=== Records provided ===

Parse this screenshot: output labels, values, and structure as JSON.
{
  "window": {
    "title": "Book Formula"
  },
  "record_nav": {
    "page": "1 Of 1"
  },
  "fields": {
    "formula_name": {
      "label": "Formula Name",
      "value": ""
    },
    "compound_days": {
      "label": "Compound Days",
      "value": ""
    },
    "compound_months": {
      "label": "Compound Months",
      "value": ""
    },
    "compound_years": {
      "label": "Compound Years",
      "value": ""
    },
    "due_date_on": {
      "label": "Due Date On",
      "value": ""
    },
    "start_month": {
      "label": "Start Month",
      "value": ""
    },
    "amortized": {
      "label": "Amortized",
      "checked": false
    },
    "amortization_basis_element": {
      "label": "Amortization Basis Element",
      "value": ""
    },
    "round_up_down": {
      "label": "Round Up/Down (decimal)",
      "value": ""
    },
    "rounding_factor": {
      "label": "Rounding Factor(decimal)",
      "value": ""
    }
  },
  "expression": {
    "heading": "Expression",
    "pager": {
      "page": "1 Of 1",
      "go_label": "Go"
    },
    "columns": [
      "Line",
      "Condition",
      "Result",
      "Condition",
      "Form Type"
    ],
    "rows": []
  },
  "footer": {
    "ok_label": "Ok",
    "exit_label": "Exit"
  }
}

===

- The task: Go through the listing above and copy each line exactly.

- Exercise result:
Parse this screenshot: output labels, values, and structure as JSON.
{
  "window": {
    "title": "Book Formula"
  },
  "record_nav": {
    "page": "1 Of 1"
  },
  "fields": {
    "formula_name": {
      "label": "Formula Name",
      "value": ""
    },
    "compound_days": {
      "label": "Compound Days",
      "value": ""
    },
    "compound_months": {
      "label": "Compound Months",
      "value": ""
    },
    "compound_years": {
      "label": "Compound Years",
      "value": ""
    },
    "due_date_on": {
      "label": "Due Date On",
      "value": ""
    },
    "start_month": {
      "label": "Start Month",
      "value": ""
    },
    "amortized": {
      "label": "Amortized",
      "checked": false
    },
    "amortization_basis_element": {
      "label": "Amortization Basis Element",
      "value": ""
    },
    "round_up_down": {
      "label": "Round Up/Down (decimal)",
      "value": ""
    },
    "rounding_factor": {
      "label": "Rounding Factor(decimal)",
      "value": ""
    }
  },
  "expression": {
    "heading": "Expression",
    "pager": {
      "page": "1 Of 1",
      "go_label": "Go"
    },
    "columns": [
      "Line",
      "Condition",
      "Result",
      "Condition",
      "Form Type"
    ],
    "rows": []
  },
  "footer": {
    "ok_label": "Ok",
    "exit_label": "Exit"
  }
}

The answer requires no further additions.